### Exercise description
Tally the lines below that contain "this" and reply with only the tally.

··· Excerpted data

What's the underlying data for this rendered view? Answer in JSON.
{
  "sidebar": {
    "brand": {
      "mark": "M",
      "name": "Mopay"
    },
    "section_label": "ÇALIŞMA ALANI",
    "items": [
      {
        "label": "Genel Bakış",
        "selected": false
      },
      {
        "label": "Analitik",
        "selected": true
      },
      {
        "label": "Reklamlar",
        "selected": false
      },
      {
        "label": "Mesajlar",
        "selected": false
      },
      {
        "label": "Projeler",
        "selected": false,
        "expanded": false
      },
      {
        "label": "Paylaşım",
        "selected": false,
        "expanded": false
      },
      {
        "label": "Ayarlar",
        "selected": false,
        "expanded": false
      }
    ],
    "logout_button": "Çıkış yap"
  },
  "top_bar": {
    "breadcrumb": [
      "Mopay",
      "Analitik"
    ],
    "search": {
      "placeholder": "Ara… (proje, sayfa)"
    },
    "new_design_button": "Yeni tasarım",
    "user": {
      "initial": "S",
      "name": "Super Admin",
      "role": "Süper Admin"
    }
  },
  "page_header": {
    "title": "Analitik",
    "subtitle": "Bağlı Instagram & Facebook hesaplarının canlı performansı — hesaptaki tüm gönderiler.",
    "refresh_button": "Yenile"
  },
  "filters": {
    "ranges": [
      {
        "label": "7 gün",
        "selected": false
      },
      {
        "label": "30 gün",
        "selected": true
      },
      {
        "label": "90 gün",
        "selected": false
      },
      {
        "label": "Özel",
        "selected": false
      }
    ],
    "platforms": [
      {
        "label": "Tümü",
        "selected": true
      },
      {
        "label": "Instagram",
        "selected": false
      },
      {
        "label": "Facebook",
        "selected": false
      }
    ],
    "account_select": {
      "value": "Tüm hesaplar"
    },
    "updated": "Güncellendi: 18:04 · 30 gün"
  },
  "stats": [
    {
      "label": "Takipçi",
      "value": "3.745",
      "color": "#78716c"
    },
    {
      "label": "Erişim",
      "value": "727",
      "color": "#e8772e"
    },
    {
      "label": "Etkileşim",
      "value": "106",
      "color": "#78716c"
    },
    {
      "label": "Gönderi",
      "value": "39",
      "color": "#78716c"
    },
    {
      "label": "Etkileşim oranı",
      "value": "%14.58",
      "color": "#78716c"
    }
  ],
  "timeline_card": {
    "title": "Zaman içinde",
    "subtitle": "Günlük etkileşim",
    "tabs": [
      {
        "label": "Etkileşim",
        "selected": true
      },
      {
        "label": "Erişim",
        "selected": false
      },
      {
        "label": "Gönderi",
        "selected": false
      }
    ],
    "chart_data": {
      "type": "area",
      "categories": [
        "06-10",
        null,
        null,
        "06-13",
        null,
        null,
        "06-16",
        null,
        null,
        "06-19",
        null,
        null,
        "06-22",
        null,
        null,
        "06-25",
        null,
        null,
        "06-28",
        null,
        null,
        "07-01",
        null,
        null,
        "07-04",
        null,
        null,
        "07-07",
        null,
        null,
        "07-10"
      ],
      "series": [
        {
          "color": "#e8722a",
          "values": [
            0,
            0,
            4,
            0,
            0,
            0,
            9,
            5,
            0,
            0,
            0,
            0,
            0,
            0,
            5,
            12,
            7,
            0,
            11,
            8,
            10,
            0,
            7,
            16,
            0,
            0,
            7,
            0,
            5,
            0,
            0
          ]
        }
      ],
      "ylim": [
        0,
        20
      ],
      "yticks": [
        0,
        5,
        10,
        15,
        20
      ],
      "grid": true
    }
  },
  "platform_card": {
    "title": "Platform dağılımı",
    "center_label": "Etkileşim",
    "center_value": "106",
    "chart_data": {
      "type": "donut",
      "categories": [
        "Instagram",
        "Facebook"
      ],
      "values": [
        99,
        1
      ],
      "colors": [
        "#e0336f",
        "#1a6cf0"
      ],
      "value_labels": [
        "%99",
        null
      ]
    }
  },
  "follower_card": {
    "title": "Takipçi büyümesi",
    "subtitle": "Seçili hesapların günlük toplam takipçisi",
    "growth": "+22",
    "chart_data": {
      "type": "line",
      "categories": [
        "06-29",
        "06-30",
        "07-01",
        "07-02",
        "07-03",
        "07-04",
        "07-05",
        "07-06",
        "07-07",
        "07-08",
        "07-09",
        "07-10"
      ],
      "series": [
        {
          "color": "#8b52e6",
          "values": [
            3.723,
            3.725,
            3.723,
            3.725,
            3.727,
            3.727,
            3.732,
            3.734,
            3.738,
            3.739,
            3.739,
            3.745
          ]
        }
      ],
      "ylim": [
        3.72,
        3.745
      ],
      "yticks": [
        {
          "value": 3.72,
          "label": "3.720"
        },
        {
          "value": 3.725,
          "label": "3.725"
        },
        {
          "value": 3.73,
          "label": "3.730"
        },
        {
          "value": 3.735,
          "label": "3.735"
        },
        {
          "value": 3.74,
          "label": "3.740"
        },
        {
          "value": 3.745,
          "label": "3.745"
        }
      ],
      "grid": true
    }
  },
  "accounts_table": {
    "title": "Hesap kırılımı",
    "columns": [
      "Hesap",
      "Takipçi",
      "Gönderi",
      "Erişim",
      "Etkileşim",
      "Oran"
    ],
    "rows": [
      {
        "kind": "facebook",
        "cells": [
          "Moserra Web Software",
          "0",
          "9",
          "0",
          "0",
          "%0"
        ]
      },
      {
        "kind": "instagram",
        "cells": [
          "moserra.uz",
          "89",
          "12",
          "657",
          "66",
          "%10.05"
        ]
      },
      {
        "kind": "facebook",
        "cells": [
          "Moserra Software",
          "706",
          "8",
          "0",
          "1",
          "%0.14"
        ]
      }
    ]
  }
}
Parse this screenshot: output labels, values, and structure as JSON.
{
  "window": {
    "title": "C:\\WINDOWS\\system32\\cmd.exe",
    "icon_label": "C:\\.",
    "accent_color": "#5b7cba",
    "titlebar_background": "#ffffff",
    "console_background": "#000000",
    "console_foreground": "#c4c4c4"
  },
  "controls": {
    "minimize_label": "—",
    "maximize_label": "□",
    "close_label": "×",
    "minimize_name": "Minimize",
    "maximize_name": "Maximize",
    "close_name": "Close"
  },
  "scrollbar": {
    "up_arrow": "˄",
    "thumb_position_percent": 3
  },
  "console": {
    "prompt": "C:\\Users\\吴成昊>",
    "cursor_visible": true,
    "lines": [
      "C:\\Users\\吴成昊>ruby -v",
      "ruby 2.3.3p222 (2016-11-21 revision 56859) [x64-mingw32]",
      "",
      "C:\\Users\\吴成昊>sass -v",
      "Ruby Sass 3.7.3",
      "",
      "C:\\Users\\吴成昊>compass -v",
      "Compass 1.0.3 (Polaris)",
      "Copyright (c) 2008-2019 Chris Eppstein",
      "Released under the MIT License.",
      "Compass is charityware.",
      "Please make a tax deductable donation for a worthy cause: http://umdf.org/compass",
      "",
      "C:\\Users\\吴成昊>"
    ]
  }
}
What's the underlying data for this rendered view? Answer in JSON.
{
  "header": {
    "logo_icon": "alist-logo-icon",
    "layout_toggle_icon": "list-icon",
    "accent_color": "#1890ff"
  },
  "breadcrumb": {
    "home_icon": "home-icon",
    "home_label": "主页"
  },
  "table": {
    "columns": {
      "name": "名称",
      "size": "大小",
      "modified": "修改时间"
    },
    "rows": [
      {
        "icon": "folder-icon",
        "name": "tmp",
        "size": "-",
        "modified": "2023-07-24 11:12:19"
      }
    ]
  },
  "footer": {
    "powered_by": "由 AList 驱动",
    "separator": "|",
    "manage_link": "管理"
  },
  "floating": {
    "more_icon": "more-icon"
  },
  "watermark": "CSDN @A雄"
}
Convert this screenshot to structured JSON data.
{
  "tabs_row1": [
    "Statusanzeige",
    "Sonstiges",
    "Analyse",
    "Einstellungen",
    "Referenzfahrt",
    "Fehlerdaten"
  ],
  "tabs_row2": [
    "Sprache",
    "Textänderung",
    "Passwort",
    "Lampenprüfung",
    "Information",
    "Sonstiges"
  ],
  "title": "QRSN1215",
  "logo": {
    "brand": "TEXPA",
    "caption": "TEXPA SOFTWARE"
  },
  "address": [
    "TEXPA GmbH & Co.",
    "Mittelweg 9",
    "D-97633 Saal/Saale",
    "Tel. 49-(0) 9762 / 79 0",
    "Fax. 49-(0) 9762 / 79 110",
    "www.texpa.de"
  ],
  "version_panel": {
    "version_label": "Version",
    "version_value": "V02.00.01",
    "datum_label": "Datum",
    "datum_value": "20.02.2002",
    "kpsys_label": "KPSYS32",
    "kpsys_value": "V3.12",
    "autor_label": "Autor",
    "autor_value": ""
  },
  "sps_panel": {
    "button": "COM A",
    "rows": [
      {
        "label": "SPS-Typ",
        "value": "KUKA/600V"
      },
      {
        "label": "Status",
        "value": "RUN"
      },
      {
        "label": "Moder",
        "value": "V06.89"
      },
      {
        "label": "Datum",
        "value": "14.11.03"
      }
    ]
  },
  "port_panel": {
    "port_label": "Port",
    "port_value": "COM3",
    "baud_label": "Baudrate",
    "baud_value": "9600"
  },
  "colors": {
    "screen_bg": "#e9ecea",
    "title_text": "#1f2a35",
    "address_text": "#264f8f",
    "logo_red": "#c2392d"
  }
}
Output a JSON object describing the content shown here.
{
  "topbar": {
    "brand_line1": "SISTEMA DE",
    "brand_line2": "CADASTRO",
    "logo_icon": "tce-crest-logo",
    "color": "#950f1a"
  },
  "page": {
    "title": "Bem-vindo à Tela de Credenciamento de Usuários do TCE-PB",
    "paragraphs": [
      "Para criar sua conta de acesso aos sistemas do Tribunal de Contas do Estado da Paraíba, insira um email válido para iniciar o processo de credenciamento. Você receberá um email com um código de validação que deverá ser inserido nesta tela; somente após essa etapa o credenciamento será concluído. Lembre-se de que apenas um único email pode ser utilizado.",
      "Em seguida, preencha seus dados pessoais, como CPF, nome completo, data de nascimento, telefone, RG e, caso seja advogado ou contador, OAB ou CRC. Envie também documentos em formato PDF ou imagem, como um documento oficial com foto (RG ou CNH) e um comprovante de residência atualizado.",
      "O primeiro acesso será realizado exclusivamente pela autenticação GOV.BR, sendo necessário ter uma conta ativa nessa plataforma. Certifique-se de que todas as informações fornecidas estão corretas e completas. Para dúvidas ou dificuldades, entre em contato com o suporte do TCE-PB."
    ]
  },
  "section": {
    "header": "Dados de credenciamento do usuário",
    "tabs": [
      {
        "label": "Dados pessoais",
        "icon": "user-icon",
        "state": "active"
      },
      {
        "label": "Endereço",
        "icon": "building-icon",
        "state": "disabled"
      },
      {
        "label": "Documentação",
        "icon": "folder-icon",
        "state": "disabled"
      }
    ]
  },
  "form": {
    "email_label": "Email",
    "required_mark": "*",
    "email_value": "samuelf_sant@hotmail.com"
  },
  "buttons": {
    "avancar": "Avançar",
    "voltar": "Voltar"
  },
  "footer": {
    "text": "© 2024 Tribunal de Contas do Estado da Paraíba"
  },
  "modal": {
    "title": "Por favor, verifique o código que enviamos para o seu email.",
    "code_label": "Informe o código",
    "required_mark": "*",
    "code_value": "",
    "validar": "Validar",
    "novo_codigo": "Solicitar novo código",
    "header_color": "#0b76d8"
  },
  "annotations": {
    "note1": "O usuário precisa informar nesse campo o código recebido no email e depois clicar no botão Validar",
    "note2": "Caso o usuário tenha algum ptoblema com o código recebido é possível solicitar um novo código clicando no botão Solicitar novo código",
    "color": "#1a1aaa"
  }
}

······

### Solved exercise
4